Boeing Slides After FAA Chief Says 737 MAX Won't Return This Year

Exactly one month ago, Boeing stock soared despite the company's dismal earnings because it claimed that 737 MAX deliveries "could" resume in December. We mocked the headfake at the time for the simple reason that not only was the MAX not coming back this year, but it may well never come back now that Boeing has seen its consumer faith crushed after it emerged it had put the bottom line above passenger safety.

Well, moments ago the Dow Jones Index dipped, when Boeing stock - by far its most influential member - slumped 1% after FAA Administrator Stephen Dickson told CNBC that Boeing‘s timeline isn’t FAA’s timeline, and that the MAX' certification would extend in 2020, meaning the plane would not return to operation this year.

Predictably, BA stock slumped even if the move was far less than its surge on Nov 11 on the now refuted rumor the MAX would come back.

There's a reason for the FAA's caution: earlier today the WSJ reported that U.S. regulators decided to allow the 737 MAX jet to keep flying after its first fatal crash last fall, despite their own analysis "indicating it could become one of the most accident-prone airliners in decades without design changes."

The November 2018 internal Federal Aviation Administration analysis, expected to be released during a House committee hearing Wednesday, reveals that without agency intervention, the MAX could have averaged one fatal crash about every two or three years, according to industry officials and regulators. That amounts to a substantially greater safety risk than either Boeing Co. or the agency indicated publicly at the time.

The assessment and related materials raise new questions about the FAA's decision-making in the wake of the Lion Air crash in Indonesia, along with what turned out to be faulty agency assumptions on ways to alleviate hazards.

The FAA's intervention proved inadequate after a second fatal MAX crash, this time in Ethiopia, put the global fleet on the ground and sparked an international controversy over the agency's safety oversight.

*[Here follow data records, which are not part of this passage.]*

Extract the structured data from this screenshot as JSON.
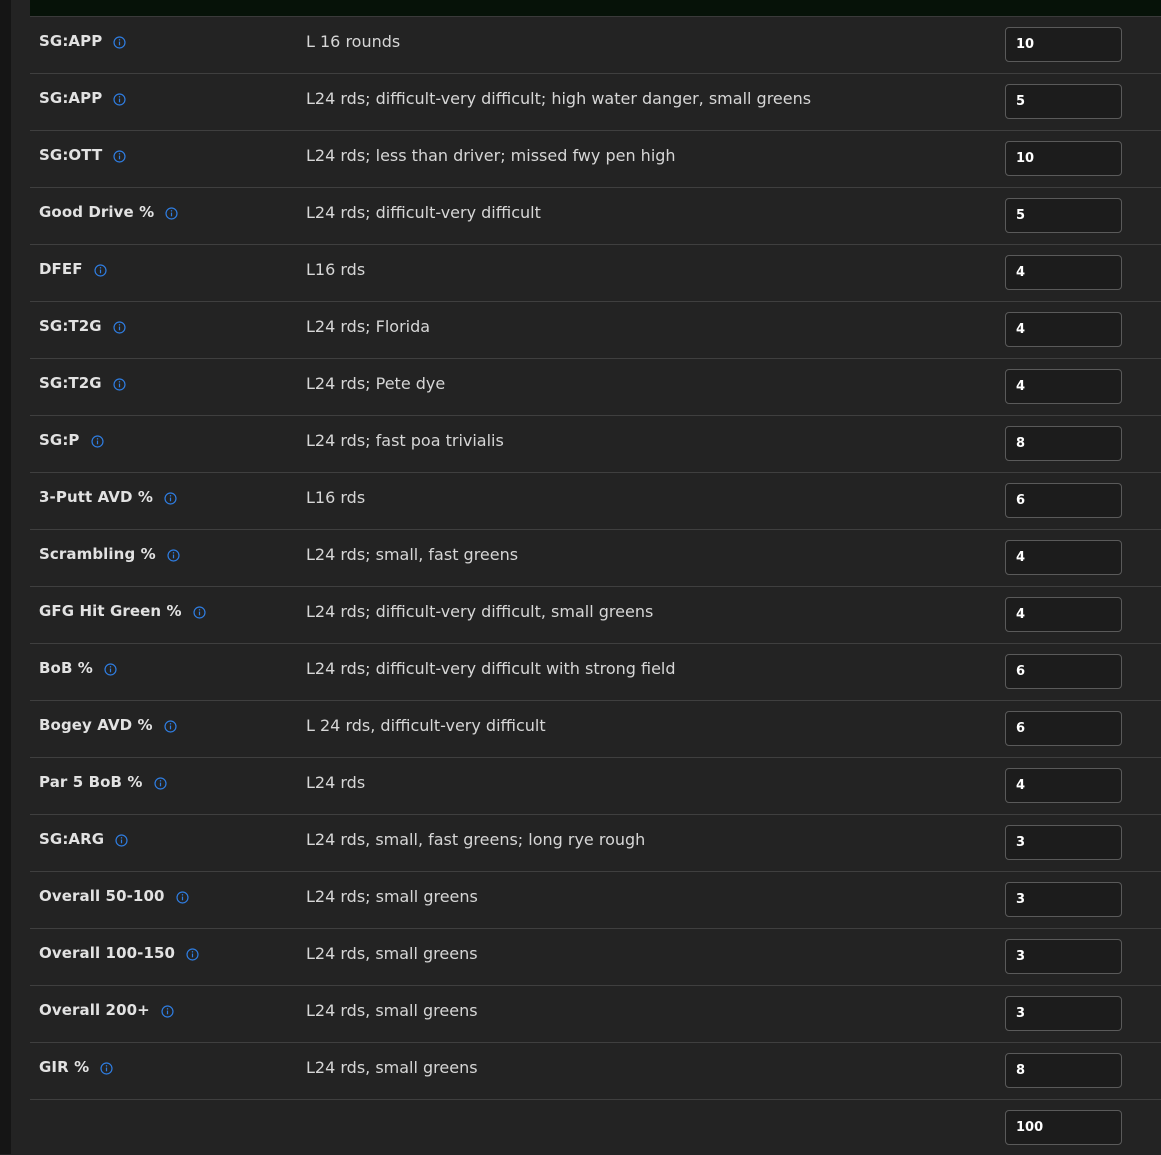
{
  "rows": [
    {
      "stat": "SG:APP",
      "description": "L 16 rounds",
      "weight": "10"
    },
    {
      "stat": "SG:APP",
      "description": "L24 rds; difficult-very difficult; high water danger, small greens",
      "weight": "5"
    },
    {
      "stat": "SG:OTT",
      "description": "L24 rds; less than driver; missed fwy pen high",
      "weight": "10"
    },
    {
      "stat": "Good Drive %",
      "description": "L24 rds; difficult-very difficult",
      "weight": "5"
    },
    {
      "stat": "DFEF",
      "description": "L16 rds",
      "weight": "4"
    },
    {
      "stat": "SG:T2G",
      "description": "L24 rds; Florida",
      "weight": "4"
    },
    {
      "stat": "SG:T2G",
      "description": "L24 rds; Pete dye",
      "weight": "4"
    },
    {
      "stat": "SG:P",
      "description": "L24 rds; fast poa trivialis",
      "weight": "8"
    },
    {
      "stat": "3-Putt AVD %",
      "description": "L16 rds",
      "weight": "6"
    },
    {
      "stat": "Scrambling %",
      "description": "L24 rds; small, fast greens",
      "weight": "4"
    },
    {
      "stat": "GFG Hit Green %",
      "description": "L24 rds; difficult-very difficult, small greens",
      "weight": "4"
    },
    {
      "stat": "BoB %",
      "description": "L24 rds; difficult-very difficult with strong field",
      "weight": "6"
    },
    {
      "stat": "Bogey AVD %",
      "description": "L 24 rds, difficult-very difficult",
      "weight": "6"
    },
    {
      "stat": "Par 5 BoB %",
      "description": "L24 rds",
      "weight": "4"
    },
    {
      "stat": "SG:ARG",
      "description": "L24 rds, small, fast greens; long rye rough",
      "weight": "3"
    },
    {
      "stat": "Overall 50-100",
      "description": "L24 rds; small greens",
      "weight": "3"
    },
    {
      "stat": "Overall 100-150",
      "description": "L24 rds, small greens",
      "weight": "3"
    },
    {
      "stat": "Overall 200+",
      "description": "L24 rds, small greens",
      "weight": "3"
    },
    {
      "stat": "GIR %",
      "description": "L24 rds, small greens",
      "weight": "8"
    }
  ],
  "total": "100",
  "icons": {
    "info": "info-circle-icon"
  },
  "colors": {
    "info_icon": "#2f7de1",
    "background": "#232323",
    "top_bar": "#061208"
  }
}
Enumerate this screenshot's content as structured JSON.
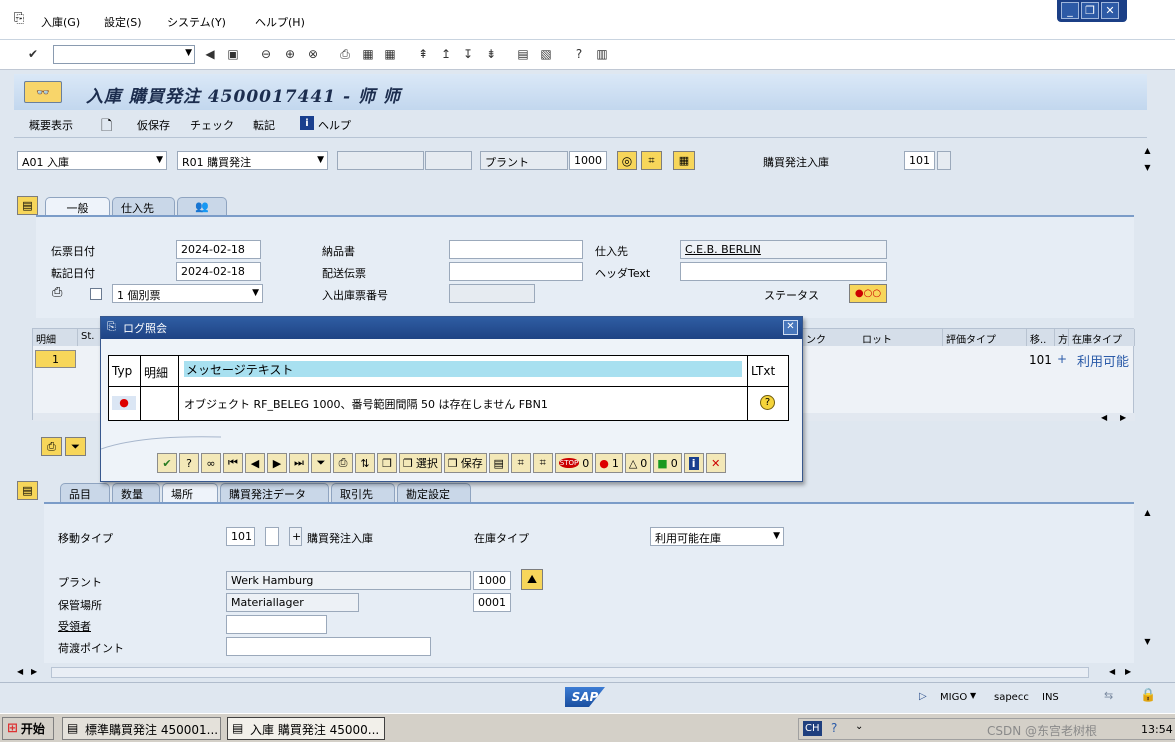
{
  "menubar": {
    "items": [
      "入庫(G)",
      "設定(S)",
      "システム(Y)",
      "ヘルプ(H)"
    ]
  },
  "title": "入庫 購買発注 4500017441 - 师 师",
  "app_toolbar": {
    "overview": "概要表示",
    "hold": "仮保存",
    "check": "チェック",
    "post": "転記",
    "help": "ヘルプ"
  },
  "header": {
    "action": "A01 入庫",
    "ref_doc": "R01 購買発注",
    "plant_label": "プラント",
    "plant_value": "1000",
    "movement_label": "購買発注入庫",
    "movement_value": "101"
  },
  "top_tabs": [
    "一般",
    "仕入先"
  ],
  "general": {
    "doc_date_label": "伝票日付",
    "doc_date": "2024-02-18",
    "post_date_label": "転記日付",
    "post_date": "2024-02-18",
    "slip_type": "1 個別票",
    "delivery_note_label": "納品書",
    "bill_lading_label": "配送伝票",
    "gr_slip_label": "入出庫票番号",
    "vendor_label": "仕入先",
    "vendor": "C.E.B. BERLIN",
    "header_text_label": "ヘッダText",
    "status_label": "ステータス"
  },
  "items_table": {
    "headers": [
      "明細",
      "St.",
      "ンク",
      "ロット",
      "評価タイプ",
      "移..",
      "方",
      "在庫タイプ"
    ],
    "row": {
      "line": "1",
      "mvt": "101",
      "dir": "+",
      "stock_type": "利用可能"
    }
  },
  "dialog": {
    "title": "ログ照会",
    "headers": {
      "type": "Typ",
      "item": "明細",
      "message": "メッセージテキスト",
      "ltxt": "LTxt"
    },
    "message": "オブジェクト RF_BELEG 1000、番号範囲間隔 50 は存在しません FBN1",
    "buttons": {
      "select": "選択",
      "save": "保存",
      "stop_count": "0",
      "error_count": "1",
      "warn_count": "0",
      "ok_count": "0"
    }
  },
  "detail_tabs": [
    "品目",
    "数量",
    "場所",
    "購買発注データ",
    "取引先",
    "勘定設定"
  ],
  "detail": {
    "mvt_type_label": "移動タイプ",
    "mvt_type": "101",
    "sign": "+",
    "mvt_text": "購買発注入庫",
    "stock_type_label": "在庫タイプ",
    "stock_type": "利用可能在庫",
    "plant_label": "プラント",
    "plant_name": "Werk Hamburg",
    "plant_code": "1000",
    "sloc_label": "保管場所",
    "sloc_name": "Materiallager",
    "sloc_code": "0001",
    "recipient_label": "受領者",
    "unloading_label": "荷渡ポイント"
  },
  "statusbar": {
    "tcode": "MIGO",
    "system": "sapecc",
    "mode": "INS"
  },
  "taskbar": {
    "start": "开始",
    "tasks": [
      "標準購買発注 450001...",
      "入庫 購買発注 45000..."
    ],
    "lang": "CH",
    "clock": "13:54",
    "watermark": "CSDN @东宫老树根"
  }
}
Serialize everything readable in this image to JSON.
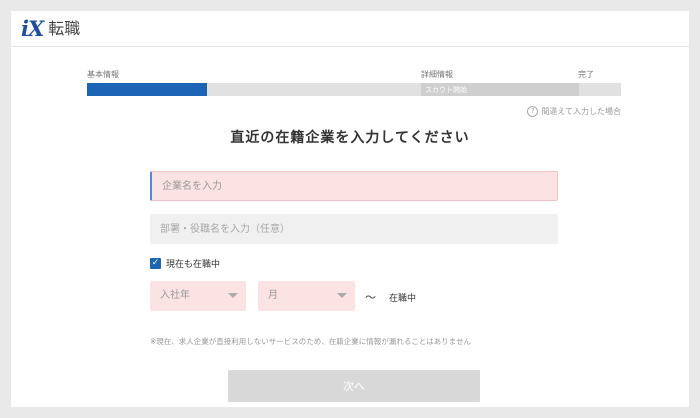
{
  "header": {
    "logo_mark": "iX",
    "logo_text": "転職"
  },
  "steps": {
    "labels": [
      "基本情報",
      "詳細情報",
      "完了"
    ],
    "current_sublabel": "スカウト開始",
    "progress_fraction": 0.225
  },
  "help": {
    "icon": "question-circle-icon",
    "text": "間違えて入力した場合"
  },
  "title": "直近の在籍企業を入力してください",
  "form": {
    "company_placeholder": "企業名を入力",
    "dept_placeholder": "部署・役職名を入力（任意）",
    "currently_employed_label": "現在も在職中",
    "currently_employed_checked": true,
    "join_year_placeholder": "入社年",
    "join_month_placeholder": "月",
    "range_separator": "～",
    "current_text": "在職中",
    "note": "※現在、求人企業が直接利用しないサービスのため、在籍企業に情報が漏れることはありません",
    "next_label": "次へ"
  },
  "colors": {
    "accent": "#1c64b4",
    "field_error_bg": "#fce3e3",
    "button_disabled": "#d8d8d8"
  }
}
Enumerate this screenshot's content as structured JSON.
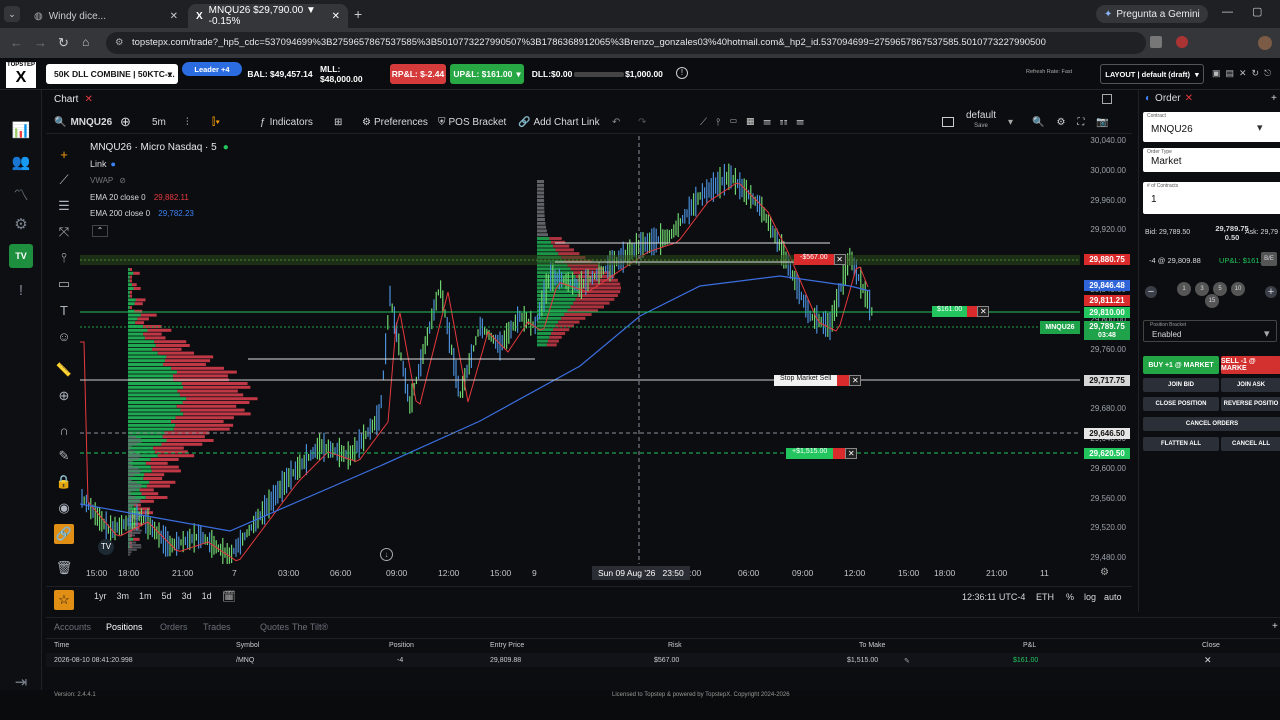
{
  "browser": {
    "tabs": [
      {
        "title": "Windy dice..."
      },
      {
        "title": "MNQU26 $29,790.00 ▼ -0.15%"
      }
    ],
    "gemini": "Pregunta a Gemini",
    "url": "topstepx.com/trade?_hp5_cdc=537094699%3B2759657867537585%3B5010773227990507%3B1786368912065%3Brenzo_gonzales03%40hotmail.com&_hp2_id.537094699=2759657867537585.5010773227990500"
  },
  "app": {
    "logo": "TOPSTEP",
    "account": "50K DLL COMBINE | 50KTC-...",
    "leader": "Leader +4",
    "bal": "BAL: $49,457.14",
    "mll": "MLL: $48,000.00",
    "rpl": "RP&L: $-2.44",
    "upl": "UP&L: $161.00",
    "dll": "DLL:$0.00",
    "dll_max": "$1,000.00",
    "refresh": "Refresh Rate: Fast",
    "layout": "LAYOUT | default (draft)"
  },
  "chart": {
    "panel_title": "Chart",
    "symbol": "MNQU26",
    "interval": "5m",
    "indicators": "Indicators",
    "preferences": "Preferences",
    "pos_bracket": "POS Bracket",
    "add_chart_link": "Add Chart Link",
    "template": "default",
    "template_sub": "Save",
    "legend_title": "MNQU26 · Micro Nasdaq · 5",
    "legend_link": "Link",
    "legend_vwap": "VWAP",
    "ema20_label": "EMA 20 close 0",
    "ema20_value": "29,882.11",
    "ema200_label": "EMA 200 close 0",
    "ema200_value": "29,782.23",
    "price_ticks": [
      "30,040.00",
      "30,000.00",
      "29,960.00",
      "29,920.00",
      "29,880.00",
      "29,840.00",
      "29,800.00",
      "29,760.00",
      "29,720.00",
      "29,680.00",
      "29,640.00",
      "29,600.00",
      "29,560.00",
      "29,520.00",
      "29,480.00"
    ],
    "price_tags": {
      "red": "29,880.75",
      "blue": "29,846.48",
      "red2": "29,811.21",
      "green": "29,810.00",
      "mnq_label": "MNQU26",
      "current": "29,789.75",
      "countdown": "03:48",
      "stop": "29,717.75",
      "crosshair": "29,646.50",
      "target": "29,620.50"
    },
    "time_ticks": [
      "15:00",
      "18:00",
      "21:00",
      "7",
      "03:00",
      "06:00",
      "09:00",
      "12:00",
      "15:00",
      "9",
      "21:",
      "03:00",
      "06:00",
      "09:00",
      "12:00",
      "15:00",
      "18:00",
      "21:00",
      "11"
    ],
    "crosshair_time": "Sun 09 Aug '26   23:50",
    "order_lines": {
      "limit_price": "$161.00",
      "stop_label": "Stop Market Sell",
      "target_label": "+$1,515.00",
      "red_label": "-$567.00"
    },
    "ranges": [
      "1yr",
      "3m",
      "1m",
      "5d",
      "3d",
      "1d"
    ],
    "clock": "12:36:11 UTC-4",
    "session": "ETH",
    "pct": "%",
    "log": "log",
    "auto": "auto"
  },
  "order": {
    "title": "Order",
    "contract_label": "Contract",
    "contract": "MNQU26",
    "order_type_label": "Order Type",
    "order_type": "Market",
    "contracts_label": "# of Contracts",
    "contracts": "1",
    "bid": "Bid: 29,789.50",
    "mid": "29,789.75",
    "spread": "0.50",
    "ask": "Ask: 29,79",
    "position": "-4 @ 29,809.88",
    "upl": "UP&L: $161.00",
    "be": "B/E",
    "qty_buttons": [
      "1",
      "3",
      "5",
      "10",
      "15"
    ],
    "bracket_label": "Position Bracket",
    "bracket": "Enabled",
    "buy": "BUY +1 @ MARKET",
    "sell": "SELL -1 @ MARKE",
    "join_bid": "JOIN BID",
    "join_ask": "JOIN ASK",
    "close_position": "CLOSE POSITION",
    "reverse": "REVERSE POSITIO",
    "cancel_orders": "CANCEL ORDERS",
    "flatten": "FLATTEN ALL",
    "cancel_all": "CANCEL ALL"
  },
  "positions": {
    "tabs": [
      "Accounts",
      "Positions",
      "Orders",
      "Trades",
      "Quotes",
      "The Tilt®"
    ],
    "headers": [
      "Time",
      "Symbol",
      "Position",
      "Entry Price",
      "Risk",
      "To Make",
      "P&L",
      "Close"
    ],
    "row": [
      "2026-08-10 08:41:20.998",
      "/MNQ",
      "-4",
      "29,809.88",
      "$567.00",
      "$1,515.00",
      "$161.00"
    ]
  },
  "footer": {
    "version": "Version: 2.4.4.1",
    "license": "Licensed to Topstep & powered by TopstepX. Copyright 2024-2026"
  },
  "colors": {
    "green": "#22c55e",
    "red": "#e5393e",
    "blue": "#3b82f6",
    "panel": "#0c0d10"
  }
}
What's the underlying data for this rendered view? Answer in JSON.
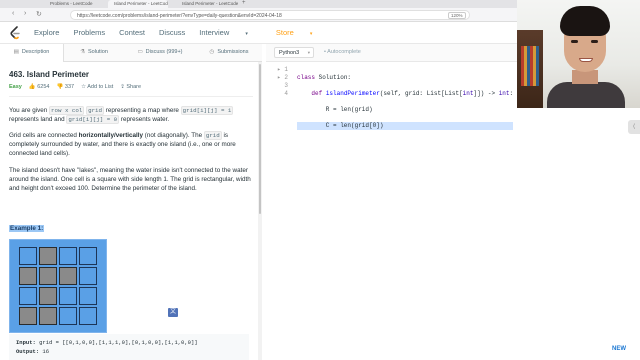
{
  "browser": {
    "tabs": [
      {
        "label": "Problems - LeetCode"
      },
      {
        "label": "Island Perimeter - LeetCode"
      },
      {
        "label": "Island Perimeter - LeetCode"
      }
    ],
    "url": "https://leetcode.com/problems/island-perimeter/?envType=daily-question&envId=2024-04-18",
    "zoom": "120%"
  },
  "site_nav": {
    "items": [
      "Explore",
      "Problems",
      "Contest",
      "Discuss",
      "Interview",
      "Store"
    ]
  },
  "description_tabs": [
    {
      "label": "Description",
      "icon": "doc-icon"
    },
    {
      "label": "Solution",
      "icon": "flask-icon"
    },
    {
      "label": "Discuss (999+)",
      "icon": "chat-icon"
    },
    {
      "label": "Submissions",
      "icon": "clock-icon"
    }
  ],
  "problem": {
    "title": "463. Island Perimeter",
    "difficulty": "Easy",
    "likes": "6254",
    "dislikes": "337",
    "add_to_list": "Add to List",
    "share": "Share",
    "p1_a": "You are given ",
    "p1_code1": "row x col",
    "p1_b": " ",
    "p1_code2": "grid",
    "p1_c": " representing a map where ",
    "p1_code3": "grid[i][j] = 1",
    "p1_d": " represents land and ",
    "p1_code4": "grid[i][j] = 0",
    "p1_e": " represents water.",
    "p2_a": "Grid cells are connected ",
    "p2_bold": "horizontally/vertically",
    "p2_b": " (not diagonally). The ",
    "p2_code": "grid",
    "p2_c": " is completely surrounded by water, and there is exactly one island (i.e., one or more connected land cells).",
    "p3": "The island doesn't have \"lakes\", meaning the water inside isn't connected to the water around the island. One cell is a square with side length 1. The grid is rectangular, width and height don't exceed 100. Determine the perimeter of the island.",
    "example_title": "Example 1:",
    "example_grid": [
      [
        0,
        1,
        0,
        0
      ],
      [
        1,
        1,
        1,
        0
      ],
      [
        0,
        1,
        0,
        0
      ],
      [
        1,
        1,
        0,
        0
      ]
    ],
    "input_label": "Input:",
    "input_value": "grid = [[0,1,0,0],[1,1,1,0],[0,1,0,0],[1,1,0,0]]",
    "output_label": "Output:",
    "output_value": "16"
  },
  "editor": {
    "language": "Python3",
    "autocomplete": "Autocomplete",
    "line_numbers": [
      "1",
      "2",
      "3",
      "4"
    ],
    "code": {
      "l1_kw": "class",
      "l1_rest": " Solution:",
      "l2_indent": "    ",
      "l2_kw": "def",
      "l2_fn": " islandPerimeter",
      "l2_a": "(self, grid: List[List[",
      "l2_bt": "int",
      "l2_b": "]]) -> ",
      "l2_bt2": "int",
      "l2_c": ":",
      "l3": "        R = len(grid)",
      "l4": "        C = len(grid[0])"
    }
  },
  "new_badge": "NEW"
}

And as public outrage is sure to return at both the FAA and Boeing, one can forget about the 737 MAX return to operation any time soon, and perhaps, any time ever.